It was really wonderful to make again, as I often don't have the opportunity in my current work and I found that my (rather neglected) crafting skills weren't entirely lost, just a little nervous as I turned my hand to something new and indeed, something that my friend does so very well!

I noted down the various steps in my sketch book (which has been great in allowing me to reflect on the day's achievements) and we also took photographs to document the activity.

Nicola's workbench

She set me loose with a blowtorch soldering the pearl wire into a circle.

We then marked the silver that was to become the backing for the pendant to fit the pearl wire circle before sawing it to shape (below). I found the sawing a particular low point as I found the technique difficult to master and was afraid of making a mistake. Nicola was great though, and rescued me as and when I got into trouble.

The pieces were then soldered together and filed to make the pendant. This was also a rather frustrating episode - I was painfully slow at catching the solder squares and getting them in place onto the silver backing. But we got there. And it was definitely worth it to see the pendant slowly coming together.

More pearl wire was added and soldered to the pendant at this stage to form the loops that would attach it to the necklace chain.

The whole pendant was then put into the pickle to clean up.

Whilst the pendant was in the pickle, Nicola taught me about beading and oxidising - I worked with wire to form the sections of the necklace to be beaded and cut the chain to size, fitted the chain loops etc before painting it with the oxidising solution.

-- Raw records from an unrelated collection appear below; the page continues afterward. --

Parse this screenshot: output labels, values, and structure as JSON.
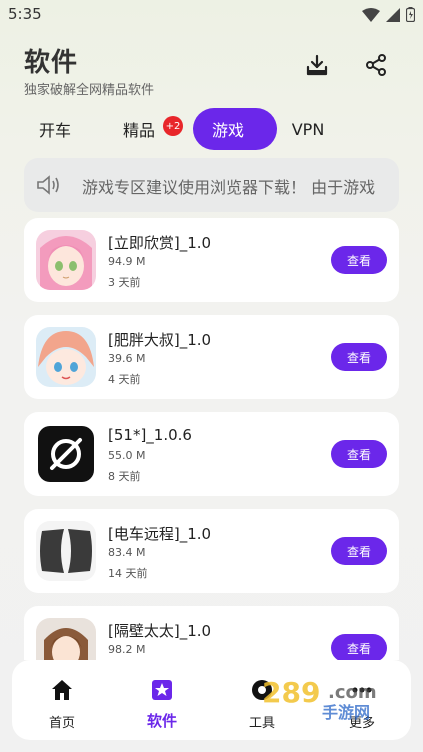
{
  "status_bar": {
    "time": "5:35"
  },
  "header": {
    "title": "软件",
    "subtitle": "独家破解全网精品软件",
    "download_icon": "download-icon",
    "share_icon": "share-icon"
  },
  "tabs": [
    {
      "label": "开车"
    },
    {
      "label": "精品",
      "badge": "+2"
    },
    {
      "label": "游戏"
    },
    {
      "label": "VPN"
    }
  ],
  "notice": {
    "icon": "speaker-icon",
    "text": "游戏专区建议使用浏览器下载！ 由于游戏"
  },
  "apps": [
    {
      "name": "[立即欣赏]_1.0",
      "size": "94.9 M",
      "time": "3 天前",
      "button": "查看"
    },
    {
      "name": "[肥胖大叔]_1.0",
      "size": "39.6 M",
      "time": "4 天前",
      "button": "查看"
    },
    {
      "name": "[51*]_1.0.6",
      "size": "55.0 M",
      "time": "8 天前",
      "button": "查看"
    },
    {
      "name": "[电车远程]_1.0",
      "size": "83.4 M",
      "time": "14 天前",
      "button": "查看"
    },
    {
      "name": "[隔壁太太]_1.0",
      "size": "98.2 M",
      "time": "",
      "button": "查看"
    }
  ],
  "bottom_nav": [
    {
      "label": "首页",
      "icon": "home-icon"
    },
    {
      "label": "软件",
      "icon": "star-badge-icon"
    },
    {
      "label": "工具",
      "icon": "tool-icon"
    },
    {
      "label": "更多",
      "icon": "more-icon"
    }
  ],
  "watermark": "289 手游网",
  "colors": {
    "accent": "#6b27ea",
    "badge": "#e8262a",
    "card": "#ffffff"
  }
}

This part was pretty magical - I haven't worked with such an accelerant before! I felt a little more at home with this technique as it fits within the ideas I worked with in my degree show project of speeding up the ageing process of a material. 

Brushing up the chain post oxidising:

It's coming together now...

And ta, da! The final article. I love that the little felt circles that I laser cut all those moons ago are still being incorporated into the project now, and indeed in Nicola's own work with her Salvaged Bijoux collection. Very much in the Re-worked spirit.

I found the day to be a great learning curve - the process of making together and sharing skills is a great way to broaden creativity and to channel conversation and learning; indeed, upon reflection, I learned a great deal more that I had been conscious of at the time. The methods and technical making skills that Nicola shared with me were not only specific to her discipline but to her own personal brand of jewellery making, which I very much appreciated - there was a breadth of inspiration to be had and I am extremely excited to, a) plan a workshop/skill swap for Nicola here in Dundee and, b) marry the skills we have shared to create some amazing Re-worked final pieces!